*YOUR INSTRUCTIONS*
Exactly as written, print each record in the listing.

*INPUT*
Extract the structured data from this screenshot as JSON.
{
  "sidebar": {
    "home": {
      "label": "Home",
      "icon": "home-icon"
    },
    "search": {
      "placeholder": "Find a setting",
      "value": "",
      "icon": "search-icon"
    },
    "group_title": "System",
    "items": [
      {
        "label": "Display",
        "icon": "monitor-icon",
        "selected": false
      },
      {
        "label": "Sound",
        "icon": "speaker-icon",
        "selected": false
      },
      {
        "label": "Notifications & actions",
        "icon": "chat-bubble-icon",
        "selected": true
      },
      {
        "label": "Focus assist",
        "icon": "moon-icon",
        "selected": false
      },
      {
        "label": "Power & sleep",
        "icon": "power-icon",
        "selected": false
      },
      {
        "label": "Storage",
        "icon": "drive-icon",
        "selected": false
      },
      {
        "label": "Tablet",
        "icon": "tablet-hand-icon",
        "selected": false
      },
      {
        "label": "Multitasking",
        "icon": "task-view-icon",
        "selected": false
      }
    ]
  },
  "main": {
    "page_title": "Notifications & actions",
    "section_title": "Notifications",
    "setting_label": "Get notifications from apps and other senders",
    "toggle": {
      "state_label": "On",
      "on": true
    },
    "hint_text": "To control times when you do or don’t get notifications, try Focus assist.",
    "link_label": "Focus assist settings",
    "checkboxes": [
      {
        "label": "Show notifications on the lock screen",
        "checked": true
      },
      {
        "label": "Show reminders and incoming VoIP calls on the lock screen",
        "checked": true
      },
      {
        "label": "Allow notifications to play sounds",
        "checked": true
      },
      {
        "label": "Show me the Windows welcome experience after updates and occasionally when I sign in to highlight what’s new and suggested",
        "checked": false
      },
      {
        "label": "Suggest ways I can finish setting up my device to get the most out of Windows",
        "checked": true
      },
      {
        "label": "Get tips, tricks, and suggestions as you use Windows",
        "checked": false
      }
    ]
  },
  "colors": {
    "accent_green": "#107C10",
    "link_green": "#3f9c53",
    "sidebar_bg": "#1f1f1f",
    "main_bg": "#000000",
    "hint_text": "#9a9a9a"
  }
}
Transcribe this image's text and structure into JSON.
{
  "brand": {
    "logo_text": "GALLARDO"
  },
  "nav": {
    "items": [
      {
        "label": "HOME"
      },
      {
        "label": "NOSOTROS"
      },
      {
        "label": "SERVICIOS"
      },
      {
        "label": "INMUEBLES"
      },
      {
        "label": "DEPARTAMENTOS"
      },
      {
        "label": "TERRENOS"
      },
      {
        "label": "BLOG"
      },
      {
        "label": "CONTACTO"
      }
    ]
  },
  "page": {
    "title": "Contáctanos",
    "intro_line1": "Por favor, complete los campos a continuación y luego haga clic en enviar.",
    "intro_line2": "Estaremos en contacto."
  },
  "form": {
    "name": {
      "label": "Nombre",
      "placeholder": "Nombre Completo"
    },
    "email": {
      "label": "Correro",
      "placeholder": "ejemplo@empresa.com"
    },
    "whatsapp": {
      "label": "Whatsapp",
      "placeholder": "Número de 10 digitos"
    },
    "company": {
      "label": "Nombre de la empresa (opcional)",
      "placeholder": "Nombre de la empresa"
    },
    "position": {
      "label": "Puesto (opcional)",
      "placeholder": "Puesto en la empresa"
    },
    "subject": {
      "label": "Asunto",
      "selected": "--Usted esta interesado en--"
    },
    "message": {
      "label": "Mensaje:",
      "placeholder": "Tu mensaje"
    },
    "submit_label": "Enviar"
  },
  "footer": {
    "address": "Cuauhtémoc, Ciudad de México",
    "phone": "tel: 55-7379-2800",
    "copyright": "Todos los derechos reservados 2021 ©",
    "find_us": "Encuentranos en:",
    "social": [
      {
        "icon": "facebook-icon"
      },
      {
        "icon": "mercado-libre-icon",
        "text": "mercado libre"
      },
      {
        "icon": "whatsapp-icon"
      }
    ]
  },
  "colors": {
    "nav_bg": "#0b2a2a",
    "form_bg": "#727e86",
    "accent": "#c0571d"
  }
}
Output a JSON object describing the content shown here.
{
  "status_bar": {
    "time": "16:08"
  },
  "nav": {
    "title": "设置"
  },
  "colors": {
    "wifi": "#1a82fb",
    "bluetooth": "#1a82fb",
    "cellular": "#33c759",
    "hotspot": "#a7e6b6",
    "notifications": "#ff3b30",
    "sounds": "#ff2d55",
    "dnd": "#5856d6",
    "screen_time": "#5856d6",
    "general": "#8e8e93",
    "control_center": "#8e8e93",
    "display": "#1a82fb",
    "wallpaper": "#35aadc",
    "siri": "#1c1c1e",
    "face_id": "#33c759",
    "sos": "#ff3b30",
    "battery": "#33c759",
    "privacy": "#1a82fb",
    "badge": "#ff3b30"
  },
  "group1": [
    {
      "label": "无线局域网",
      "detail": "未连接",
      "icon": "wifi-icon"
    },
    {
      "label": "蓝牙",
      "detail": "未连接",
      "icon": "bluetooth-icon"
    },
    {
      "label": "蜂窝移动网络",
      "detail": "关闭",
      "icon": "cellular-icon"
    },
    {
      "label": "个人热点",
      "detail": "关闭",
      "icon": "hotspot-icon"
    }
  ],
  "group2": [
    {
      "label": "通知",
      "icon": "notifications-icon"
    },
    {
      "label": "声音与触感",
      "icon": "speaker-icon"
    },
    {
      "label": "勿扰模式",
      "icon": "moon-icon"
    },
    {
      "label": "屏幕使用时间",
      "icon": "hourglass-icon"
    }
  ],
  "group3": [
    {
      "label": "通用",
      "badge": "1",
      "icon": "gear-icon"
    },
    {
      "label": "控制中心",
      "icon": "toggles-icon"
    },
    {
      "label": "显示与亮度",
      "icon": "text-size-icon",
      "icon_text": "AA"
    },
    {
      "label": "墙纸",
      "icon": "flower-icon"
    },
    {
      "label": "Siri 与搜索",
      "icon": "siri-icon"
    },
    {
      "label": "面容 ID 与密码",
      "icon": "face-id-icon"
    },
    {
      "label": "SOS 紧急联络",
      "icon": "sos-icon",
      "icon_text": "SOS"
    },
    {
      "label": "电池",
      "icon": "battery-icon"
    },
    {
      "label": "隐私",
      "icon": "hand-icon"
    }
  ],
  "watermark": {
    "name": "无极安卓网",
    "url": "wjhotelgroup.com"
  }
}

*SOLUTION TO THE EXERCISE*
Extract the structured data from this screenshot as JSON.
{
  "sidebar": {
    "home": {
      "label": "Home",
      "icon": "home-icon"
    },
    "search": {
      "placeholder": "Find a setting",
      "value": "",
      "icon": "search-icon"
    },
    "group_title": "System",
    "items": [
      {
        "label": "Display",
        "icon": "monitor-icon",
        "selected": false
      },
      {
        "label": "Sound",
        "icon": "speaker-icon",
        "selected": false
      },
      {
        "label": "Notifications & actions",
        "icon": "chat-bubble-icon",
        "selected": true
      },
      {
        "label": "Focus assist",
        "icon": "moon-icon",
        "selected": false
      },
      {
        "label": "Power & sleep",
        "icon": "power-icon",
        "selected": false
      },
      {
        "label": "Storage",
        "icon": "drive-icon",
        "selected": false
      },
      {
        "label": "Tablet",
        "icon": "tablet-hand-icon",
        "selected": false
      },
      {
        "label": "Multitasking",
        "icon": "task-view-icon",
        "selected": false
      }
    ]
  },
  "main": {
    "page_title": "Notifications & actions",
    "section_title": "Notifications",
    "setting_label": "Get notifications from apps and other senders",
    "toggle": {
      "state_label": "On",
      "on": true
    },
    "hint_text": "To control times when you do or don’t get notifications, try Focus assist.",
    "link_label": "Focus assist settings",
    "checkboxes": [
      {
        "label": "Show notifications on the lock screen",
        "checked": true
      },
      {
        "label": "Show reminders and incoming VoIP calls on the lock screen",
        "checked": true
      },
      {
        "label": "Allow notifications to play sounds",
        "checked": true
      },
      {
        "label": "Show me the Windows welcome experience after updates and occasionally when I sign in to highlight what’s new and suggested",
        "checked": false
      },
      {
        "label": "Suggest ways I can finish setting up my device to get the most out of Windows",
        "checked": true
      },
      {
        "label": "Get tips, tricks, and suggestions as you use Windows",
        "checked": false
      }
    ]
  },
  "colors": {
    "accent_green": "#107C10",
    "link_green": "#3f9c53",
    "sidebar_bg": "#1f1f1f",
    "main_bg": "#000000",
    "hint_text": "#9a9a9a"
  }
}
Transcribe this image's text and structure into JSON.
{
  "brand": {
    "logo_text": "GALLARDO"
  },
  "nav": {
    "items": [
      {
        "label": "HOME"
      },
      {
        "label": "NOSOTROS"
      },
      {
        "label": "SERVICIOS"
      },
      {
        "label": "INMUEBLES"
      },
      {
        "label": "DEPARTAMENTOS"
      },
      {
        "label": "TERRENOS"
      },
      {
        "label": "BLOG"
      },
      {
        "label": "CONTACTO"
      }
    ]
  },
  "page": {
    "title": "Contáctanos",
    "intro_line1": "Por favor, complete los campos a continuación y luego haga clic en enviar.",
    "intro_line2": "Estaremos en contacto."
  },
  "form": {
    "name": {
      "label": "Nombre",
      "placeholder": "Nombre Completo"
    },
    "email": {
      "label": "Correro",
      "placeholder": "ejemplo@empresa.com"
    },
    "whatsapp": {
      "label": "Whatsapp",
      "placeholder": "Número de 10 digitos"
    },
    "company": {
      "label": "Nombre de la empresa (opcional)",
      "placeholder": "Nombre de la empresa"
    },
    "position": {
      "label": "Puesto (opcional)",
      "placeholder": "Puesto en la empresa"
    },
    "subject": {
      "label": "Asunto",
      "selected": "--Usted esta interesado en--"
    },
    "message": {
      "label": "Mensaje:",
      "placeholder": "Tu mensaje"
    },
    "submit_label": "Enviar"
  },
  "footer": {
    "address": "Cuauhtémoc, Ciudad de México",
    "phone": "tel: 55-7379-2800",
    "copyright": "Todos los derechos reservados 2021 ©",
    "find_us": "Encuentranos en:",
    "social": [
      {
        "icon": "facebook-icon"
      },
      {
        "icon": "mercado-libre-icon",
        "text": "mercado libre"
      },
      {
        "icon": "whatsapp-icon"
      }
    ]
  },
  "colors": {
    "nav_bg": "#0b2a2a",
    "form_bg": "#727e86",
    "accent": "#c0571d"
  }
}
Output a JSON object describing the content shown here.
{
  "status_bar": {
    "time": "16:08"
  },
  "nav": {
    "title": "设置"
  },
  "colors": {
    "wifi": "#1a82fb",
    "bluetooth": "#1a82fb",
    "cellular": "#33c759",
    "hotspot": "#a7e6b6",
    "notifications": "#ff3b30",
    "sounds": "#ff2d55",
    "dnd": "#5856d6",
    "screen_time": "#5856d6",
    "general": "#8e8e93",
    "control_center": "#8e8e93",
    "display": "#1a82fb",
    "wallpaper": "#35aadc",
    "siri": "#1c1c1e",
    "face_id": "#33c759",
    "sos": "#ff3b30",
    "battery": "#33c759",
    "privacy": "#1a82fb",
    "badge": "#ff3b30"
  },
  "group1": [
    {
      "label": "无线局域网",
      "detail": "未连接",
      "icon": "wifi-icon"
    },
    {
      "label": "蓝牙",
      "detail": "未连接",
      "icon": "bluetooth-icon"
    },
    {
      "label": "蜂窝移动网络",
      "detail": "关闭",
      "icon": "cellular-icon"
    },
    {
      "label": "个人热点",
      "detail": "关闭",
      "icon": "hotspot-icon"
    }
  ],
  "group2": [
    {
      "label": "通知",
      "icon": "notifications-icon"
    },
    {
      "label": "声音与触感",
      "icon": "speaker-icon"
    },
    {
      "label": "勿扰模式",
      "icon": "moon-icon"
    },
    {
      "label": "屏幕使用时间",
      "icon": "hourglass-icon"
    }
  ],
  "group3": [
    {
      "label": "通用",
      "badge": "1",
      "icon": "gear-icon"
    },
    {
      "label": "控制中心",
      "icon": "toggles-icon"
    },
    {
      "label": "显示与亮度",
      "icon": "text-size-icon",
      "icon_text": "AA"
    },
    {
      "label": "墙纸",
      "icon": "flower-icon"
    },
    {
      "label": "Siri 与搜索",
      "icon": "siri-icon"
    },
    {
      "label": "面容 ID 与密码",
      "icon": "face-id-icon"
    },
    {
      "label": "SOS 紧急联络",
      "icon": "sos-icon",
      "icon_text": "SOS"
    },
    {
      "label": "电池",
      "icon": "battery-icon"
    },
    {
      "label": "隐私",
      "icon": "hand-icon"
    }
  ],
  "watermark": {
    "name": "无极安卓网",
    "url": "wjhotelgroup.com"
  }
}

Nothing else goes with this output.